Building Better HTML5 Games With Canvas
The Canvas element is one of the most exciting parts of HTML5. It gives web developers a blank slate to create animations, games or even interactive video elements, all of which previously required plugins like Flash or Silverlight.
Canvas is not, however, a panacea — just because you can does not mean you should. Canvas-based animations can slow down pages, send your PC’s fan into overdrive and produce stuttering, frame-dropping ugliness. The stunning HTML5 experiment The Wilderness Downtown, was indeed very cool, but it also nearly crippled even the newest PC hardware.
As with most programming, the trick to using HTML5′s canvas element is knowing how to optimize your code so it works within the limits of today’s browsers.
We’ve looked at some tips and tricks for working with canvas in the past. At Mozilla’s recent Open Web Gaming conference, Ernesto Jiménez, lead developer at gaming company Six to Start, outlined some more handy tips for building canvas-based HTML5 games.
While a few of these tips are specific to games, in general they’re simply good ideas for anyone working with the canvas element — whether it’s games, animations or graphs.
Jiménez’s covers tips like drawing new elements offscreen and then copying them into your onscreen canvas to avoid flickering animations, and minimizing processor-intense operations like getImageData or fillText.
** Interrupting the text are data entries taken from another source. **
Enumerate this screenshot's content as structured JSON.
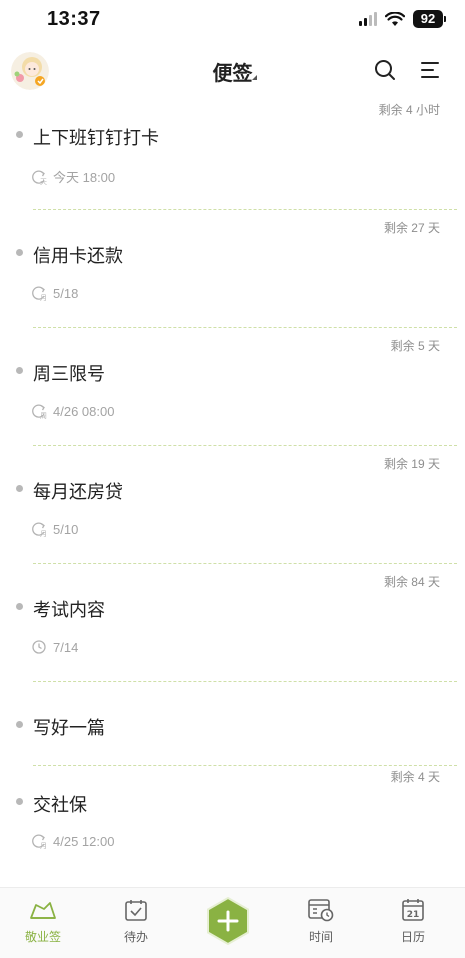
{
  "status_bar": {
    "time": "13:37",
    "battery": "92"
  },
  "header": {
    "title": "便签",
    "avatar_icon": "avatar-icon",
    "search_icon": "search-icon",
    "menu_icon": "menu-icon"
  },
  "notes": [
    {
      "title": "上下班钉钉打卡",
      "remaining": "剩余 4 小时",
      "meta": "今天 18:00",
      "meta_icon": "repeat-daily-icon"
    },
    {
      "title": "信用卡还款",
      "remaining": "剩余 27 天",
      "meta": "5/18",
      "meta_icon": "repeat-monthly-icon"
    },
    {
      "title": "周三限号",
      "remaining": "剩余 5 天",
      "meta": "4/26 08:00",
      "meta_icon": "repeat-weekly-icon"
    },
    {
      "title": "每月还房贷",
      "remaining": "剩余 19 天",
      "meta": "5/10",
      "meta_icon": "repeat-monthly-icon"
    },
    {
      "title": "考试内容",
      "remaining": "剩余 84 天",
      "meta": "7/14",
      "meta_icon": "clock-icon"
    },
    {
      "title": "写好一篇",
      "remaining": "",
      "meta": "",
      "meta_icon": ""
    },
    {
      "title": "交社保",
      "remaining": "剩余 4 天",
      "meta": "4/25 12:00",
      "meta_icon": "repeat-monthly-icon"
    }
  ],
  "tabbar": {
    "items": [
      {
        "label": "敬业签",
        "icon": "notebook-icon",
        "active": true
      },
      {
        "label": "待办",
        "icon": "todo-check-icon",
        "active": false
      },
      {
        "label": "",
        "icon": "add-icon",
        "active": false
      },
      {
        "label": "时间",
        "icon": "timeline-icon",
        "active": false
      },
      {
        "label": "日历",
        "icon": "calendar-icon",
        "active": false
      }
    ],
    "calendar_day": "21"
  },
  "colors": {
    "accent": "#8ab243",
    "divider": "#cfe0a8",
    "muted": "#a3a3a3"
  }
}
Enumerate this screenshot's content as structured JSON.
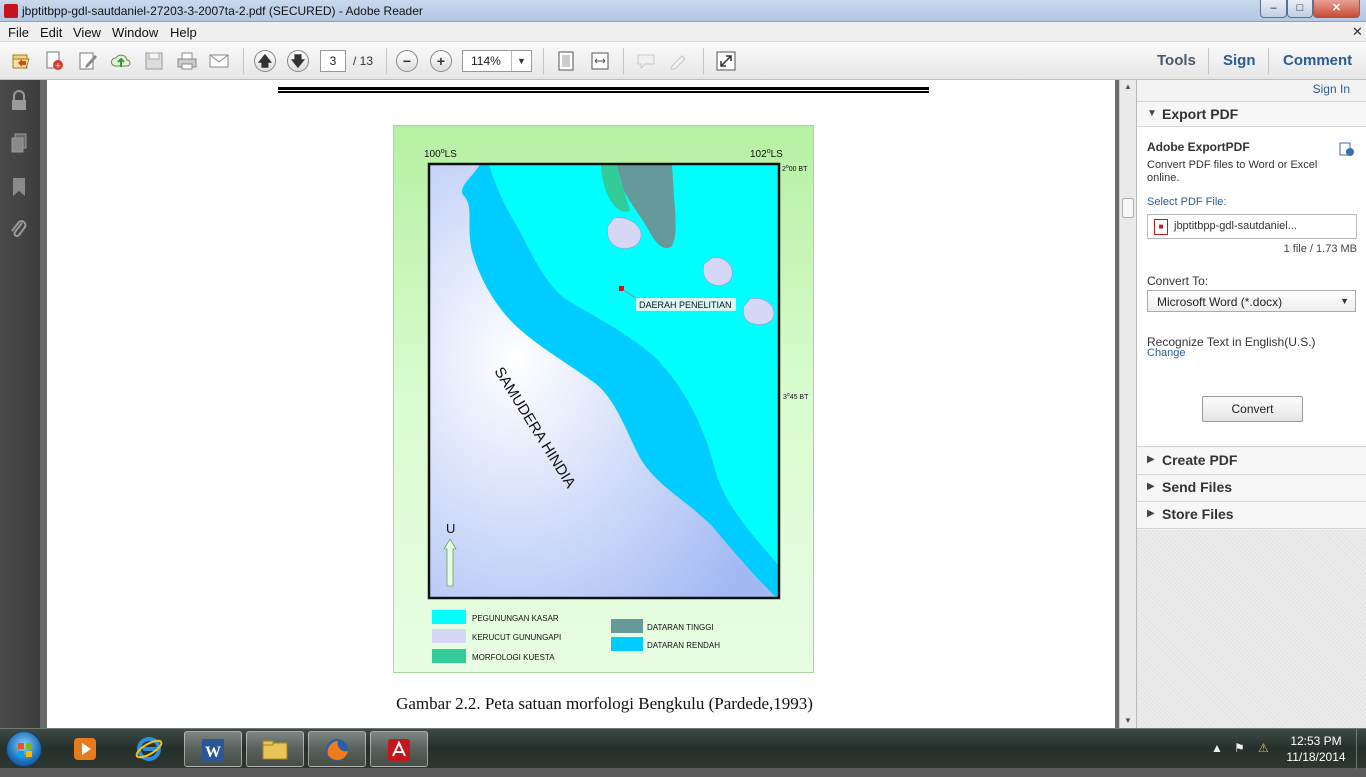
{
  "window": {
    "title": "jbptitbpp-gdl-sautdaniel-27203-3-2007ta-2.pdf (SECURED) - Adobe Reader",
    "minimize": "–",
    "maximize": "□",
    "close": "✕"
  },
  "menu": {
    "items": [
      "File",
      "Edit",
      "View",
      "Window",
      "Help"
    ],
    "close_doc": "✕"
  },
  "toolbar": {
    "page_current": "3",
    "page_total": "/ 13",
    "zoom": "114%",
    "tools_label": "Tools",
    "sign_label": "Sign",
    "comment_label": "Comment",
    "icons": [
      "open-icon",
      "create-pdf-icon",
      "edit-icon",
      "cloud-upload-icon",
      "save-icon",
      "print-icon",
      "email-icon",
      "page-up-icon",
      "page-down-icon",
      "zoom-out-icon",
      "zoom-in-icon",
      "fit-page-icon",
      "fit-width-icon",
      "comment-icon",
      "highlight-icon",
      "fullscreen-icon"
    ]
  },
  "left_nav": {
    "icons": [
      "lock-icon",
      "pages-icon",
      "bookmark-icon",
      "attachment-icon"
    ]
  },
  "document": {
    "map": {
      "lon_left": "100",
      "lon_left_unit": "LS",
      "lon_right": "102",
      "lon_right_unit": "LS",
      "lat_top": "2",
      "lat_top_suffix": "00 BT",
      "lat_mid": "3",
      "lat_mid_suffix": "45 BT",
      "degree": "o",
      "study_area": "DAERAH PENELITIAN",
      "ocean": "SAMUDERA HINDIA",
      "north": "U",
      "legend": [
        {
          "label": "PEGUNUNGAN KASAR",
          "color": "#00ffff"
        },
        {
          "label": "KERUCUT GUNUNGAPI",
          "color": "#d6d6f5"
        },
        {
          "label": "MORFOLOGI KUESTA",
          "color": "#33cc99"
        },
        {
          "label": "DATARAN TINGGI",
          "color": "#669999"
        },
        {
          "label": "DATARAN RENDAH",
          "color": "#00ccff"
        }
      ]
    },
    "caption": "Gambar 2.2. Peta satuan morfologi Bengkulu (Pardede,1993)"
  },
  "right_panel": {
    "sign_in": "Sign In",
    "export_section": "Export PDF",
    "export_title": "Adobe ExportPDF",
    "export_desc": "Convert PDF files to Word or Excel online.",
    "select_label": "Select PDF File:",
    "file_name": "jbptitbpp-gdl-sautdaniel...",
    "file_meta": "1 file / 1.73 MB",
    "convert_to_label": "Convert To:",
    "convert_to_value": "Microsoft Word (*.docx)",
    "recognize": "Recognize Text in English(U.S.)",
    "change": "Change",
    "convert_button": "Convert",
    "sections": [
      "Create PDF",
      "Send Files",
      "Store Files"
    ]
  },
  "taskbar": {
    "apps": [
      "media-player-icon",
      "internet-explorer-icon",
      "word-icon",
      "file-explorer-icon",
      "firefox-icon",
      "adobe-reader-icon"
    ],
    "time": "12:53 PM",
    "date": "11/18/2014"
  }
}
He also talks about how to break up your animations into multiple canvas elements for smaller, faster graphics.
Jiménez’s slideshow gives a basic overview of the tips, but there’s also a video of the talk which includes a bit more detail on why these tips are helpful: